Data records
■ ■ ■ ■

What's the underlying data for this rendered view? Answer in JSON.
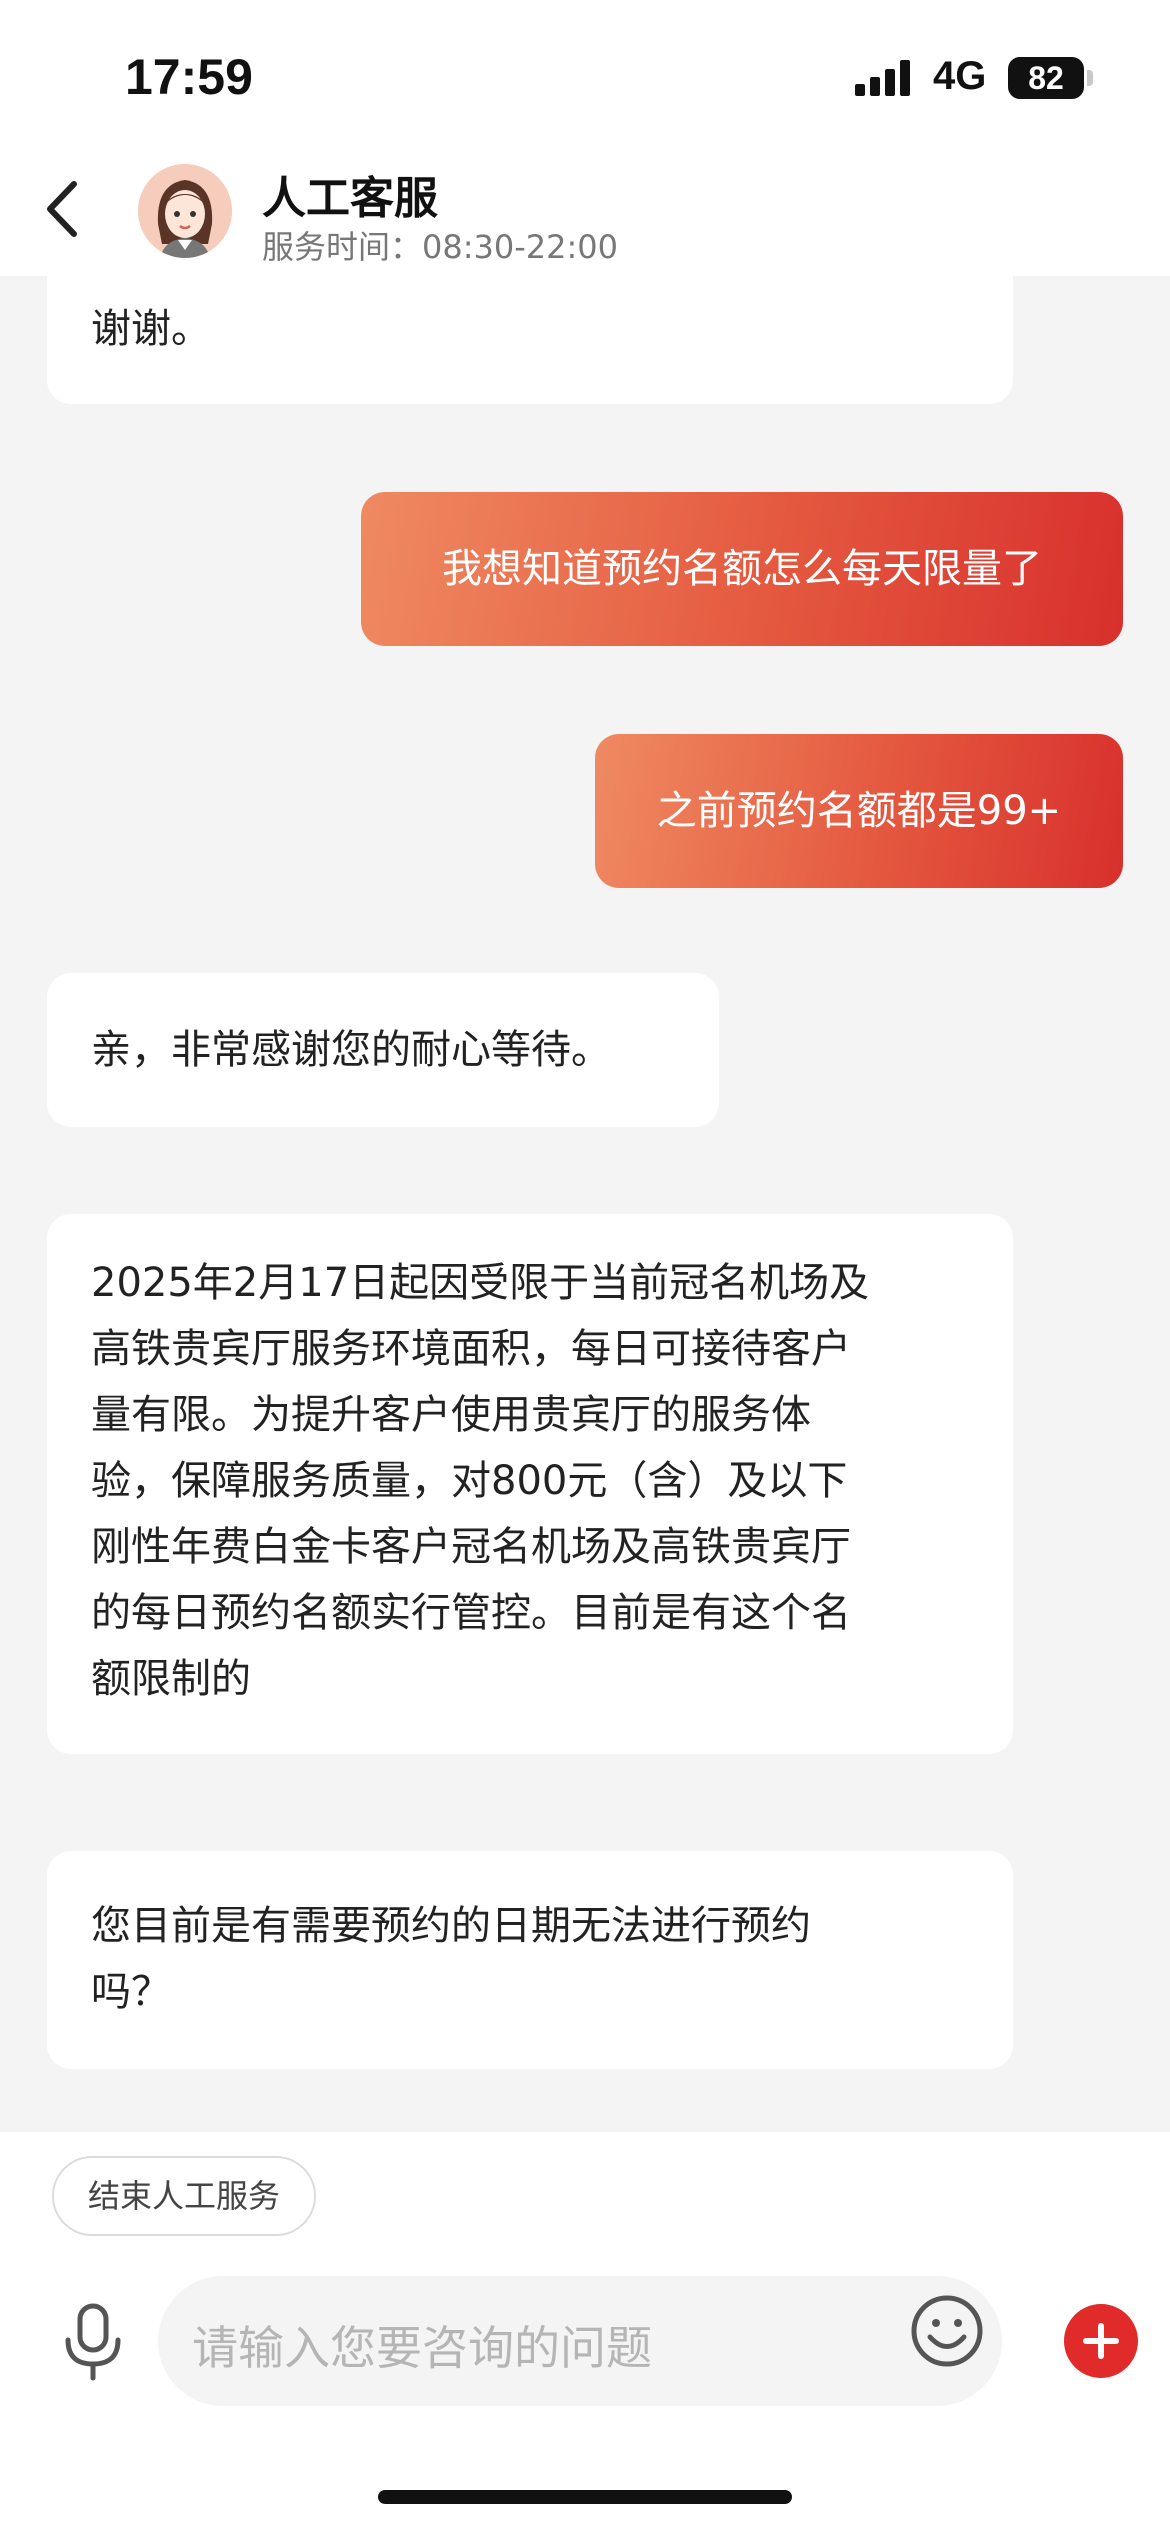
{
  "status_bar": {
    "time": "17:59",
    "network": "4G",
    "battery": "82"
  },
  "header": {
    "title": "人工客服",
    "service_hours": "服务时间：08:30-22:00"
  },
  "messages": [
    {
      "sender": "agent",
      "text": "谢谢。"
    },
    {
      "sender": "user",
      "text": "我想知道预约名额怎么每天限量了"
    },
    {
      "sender": "user",
      "text": "之前预约名额都是99+"
    },
    {
      "sender": "agent",
      "text": "亲，非常感谢您的耐心等待。"
    },
    {
      "sender": "agent",
      "lines": [
        "2025年2月17日起因受限于当前冠名机场及",
        "高铁贵宾厅服务环境面积，每日可接待客户",
        "量有限。为提升客户使用贵宾厅的服务体",
        "验，保障服务质量，对800元（含）及以下",
        "刚性年费白金卡客户冠名机场及高铁贵宾厅",
        "的每日预约名额实行管控。目前是有这个名",
        "额限制的"
      ]
    },
    {
      "sender": "agent",
      "lines": [
        "您目前是有需要预约的日期无法进行预约",
        "吗？"
      ]
    }
  ],
  "bottom": {
    "end_service_label": "结束人工服务",
    "input_placeholder": "请输入您要咨询的问题"
  },
  "colors": {
    "accent": "#e12a2a",
    "user_bubble_start": "#ef8a62",
    "user_bubble_end": "#d8302c"
  },
  "icons": [
    "back-icon",
    "avatar",
    "microphone-icon",
    "emoji-icon",
    "plus-icon",
    "signal-icon",
    "battery-icon"
  ]
}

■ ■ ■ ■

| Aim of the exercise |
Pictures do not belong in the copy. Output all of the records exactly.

| Response for this exercise |
What's the underlying data for this rendered view? Answer in JSON.
{
  "status_bar": {
    "time": "17:59",
    "network": "4G",
    "battery": "82"
  },
  "header": {
    "title": "人工客服",
    "service_hours": "服务时间：08:30-22:00"
  },
  "messages": [
    {
      "sender": "agent",
      "text": "谢谢。"
    },
    {
      "sender": "user",
      "text": "我想知道预约名额怎么每天限量了"
    },
    {
      "sender": "user",
      "text": "之前预约名额都是99+"
    },
    {
      "sender": "agent",
      "text": "亲，非常感谢您的耐心等待。"
    },
    {
      "sender": "agent",
      "lines": [
        "2025年2月17日起因受限于当前冠名机场及",
        "高铁贵宾厅服务环境面积，每日可接待客户",
        "量有限。为提升客户使用贵宾厅的服务体",
        "验，保障服务质量，对800元（含）及以下",
        "刚性年费白金卡客户冠名机场及高铁贵宾厅",
        "的每日预约名额实行管控。目前是有这个名",
        "额限制的"
      ]
    },
    {
      "sender": "agent",
      "lines": [
        "您目前是有需要预约的日期无法进行预约",
        "吗？"
      ]
    }
  ],
  "bottom": {
    "end_service_label": "结束人工服务",
    "input_placeholder": "请输入您要咨询的问题"
  },
  "colors": {
    "accent": "#e12a2a",
    "user_bubble_start": "#ef8a62",
    "user_bubble_end": "#d8302c"
  },
  "icons": [
    "back-icon",
    "avatar",
    "microphone-icon",
    "emoji-icon",
    "plus-icon",
    "signal-icon",
    "battery-icon"
  ]
}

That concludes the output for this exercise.